Since spring and summer came early this year, I'm getting a head start on fall gardening:
1. Get garden shears and clippers sharpened. Unlike spring, there's no rush now and this way you will be ready next spring should it come early again. Most places that sharpen scissors can sharpen garden tools. If you don't know of a place, email me and I will tell you where I take mine.
2. Update garden diary abandoned mid-summer. At least I did, I got tired of writing “too hot to garden.” I did note what plants did well – as in survive - in our record heat and drought.
3. Plant spring bulbs. If you want something critter-resistant, plant daffodils. Tulip bulbs are lovely but they are edible. Mice use mole runs to get to the bulbs they eat; deer like the greenery and, if my sister were around, she would be picking tulip flowers for her salad.

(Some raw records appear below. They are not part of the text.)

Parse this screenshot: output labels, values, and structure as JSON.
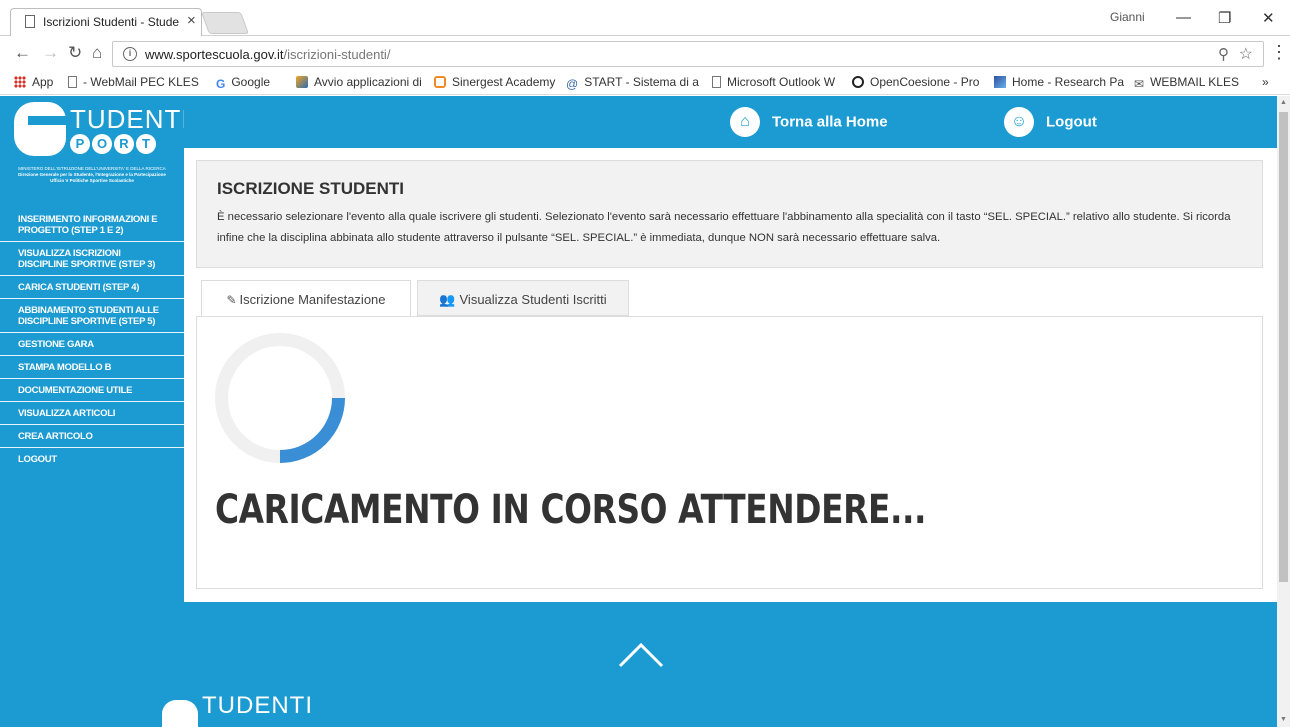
{
  "browser": {
    "tab_title": "Iscrizioni Studenti - Stude",
    "tab_close": "×",
    "profile_name": "Gianni",
    "url_domain": "www.sportescuola.gov.it",
    "url_path": "/iscrizioni-studenti/",
    "bookmarks": {
      "apps": "App",
      "b1": "- WebMail PEC KLES",
      "b2": "Google",
      "b3": "Avvio applicazioni di",
      "b4": "Sinergest Academy",
      "b5": "START - Sistema di a",
      "b6": "Microsoft Outlook W",
      "b7": "OpenCoesione - Pro",
      "b8": "Home - Research Pa",
      "b9": "WEBMAIL KLES",
      "more": "»"
    }
  },
  "logo": {
    "tudenti": "TUDENTI",
    "port_letters": [
      "P",
      "O",
      "R",
      "T"
    ],
    "ministry_line1": "MINISTERO DELL'ISTRUZIONE DELL'UNIVERSITA' E DELLA RICERCA",
    "ministry_line2": "Direzione Generale per lo Studente, l'Integrazione e la Partecipazione",
    "ministry_line3": "Ufficio V Politiche Sportive Scolastiche"
  },
  "sidebar": {
    "items": [
      "INSERIMENTO INFORMAZIONI E PROGETTO (STEP 1 E 2)",
      "VISUALIZZA ISCRIZIONI DISCIPLINE SPORTIVE (STEP 3)",
      "CARICA STUDENTI (STEP 4)",
      "ABBINAMENTO STUDENTI ALLE DISCIPLINE SPORTIVE (STEP 5)",
      "GESTIONE GARA",
      "STAMPA MODELLO B",
      "DOCUMENTAZIONE UTILE",
      "VISUALIZZA ARTICOLI",
      "CREA ARTICOLO",
      "LOGOUT"
    ]
  },
  "topbar": {
    "home_label": "Torna alla Home",
    "logout_label": "Logout"
  },
  "info": {
    "heading": "ISCRIZIONE STUDENTI",
    "description": "È necessario selezionare l'evento alla quale iscrivere gli studenti. Selezionato l'evento sarà necessario effettuare l'abbinamento alla specialità con il tasto “SEL. SPECIAL.” relativo allo studente. Si ricorda infine che la disciplina abbinata allo studente attraverso il pulsante “SEL. SPECIAL.” è immediata, dunque NON sarà necessario effettuare salva."
  },
  "tabs": {
    "tab1": "Iscrizione Manifestazione",
    "tab2": "Visualizza Studenti Iscritti"
  },
  "panel": {
    "loading_text": "CARICAMENTO IN CORSO ATTENDERE..."
  },
  "footer": {
    "logo_text": "TUDENTI"
  },
  "colors": {
    "brand_blue": "#1b9bd1",
    "spinner_arc": "#3a8ed6"
  }
}
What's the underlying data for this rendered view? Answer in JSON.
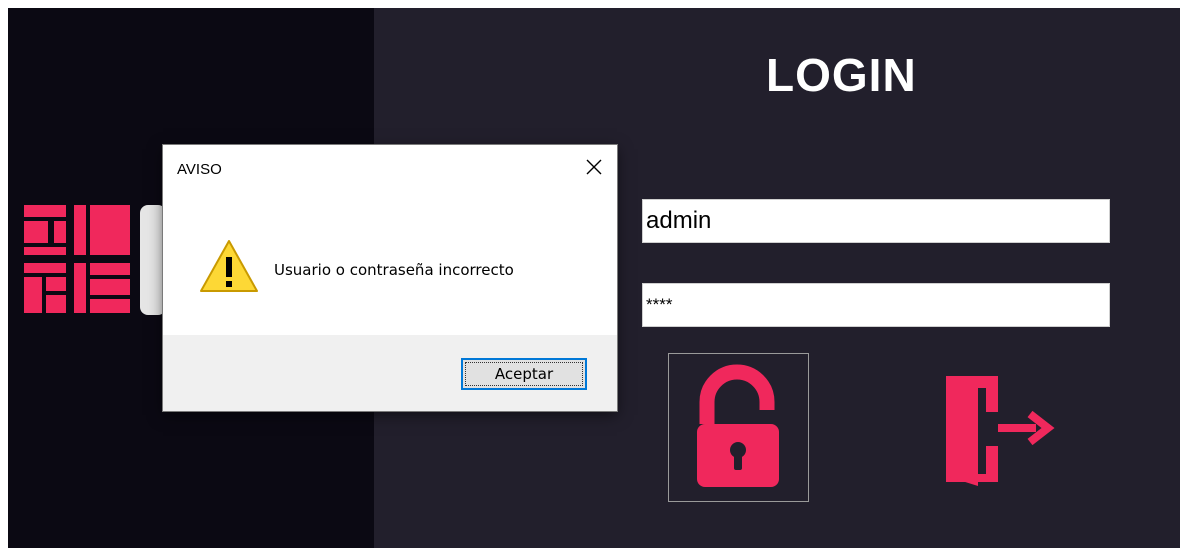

4. Don't cut anything down yet that looks dead. Most plants and trees go into a dormant mode to survive record heat and drought. Wait until next spring to determine whether a tree, bush or plant survived this year. You may just be pleasantly surprised.
5. Plant chrysanthemums. Help them pull through winter by watering them once a week during cold months. They are supposed to be perennials.
6. Stop fertilizing flower beds. Although plants appreciated the extra assist this year, it's time for them to slow down to get ready for winter.
7. Stockpile mulch. It's not time to mulch yet, wait until after the first frost. Mulching basically protects plants from the heaving and thawing from temperature changes. Best to cover with mulch after frost so mulch helps keep grounds around plants evenly cold.
8. Collect seeds to dry, label and use next year. If you have heirloom vegetable seeds or favorite annuals that survived summer, collect seed pods. I use paper-lined baskets and tuck them in over my refrigerator where hot air helps dry them. Store in recycled, cleaned plastic containers with labels in a dry, cool spot for use next year.
9. If you bag leaves, you can actually store those filled bags in a garden corner and find yourself with a lovely source of free spring compost.
10. Trim and feed your potted plants systemic insecticide so you can bring them inside without any unwelcome hitchhikers. Did you know in the right conditions, tomatoes are perennials? I usually bring in a pot of green peppers, a large pot of catnip and a couple of tomato plants.
Last year, one of my cats discovered cherry tomatoes make great rolling toys. This year, I'm putting a little fence around the plant to protect it.
My brother said that will make it a lot easier for the cat to get to the tomatoes….
Charlotte Ekker Wiggins shares her gardening adventures at http://www.gardeningcharlotte.com. Copyright 2012 used with permission by The Rolla Daily News. All rights reserved. This material may not be published, broadcast, rewritten or redistributed. Contact Charlotte at firstname.lastname@example.org.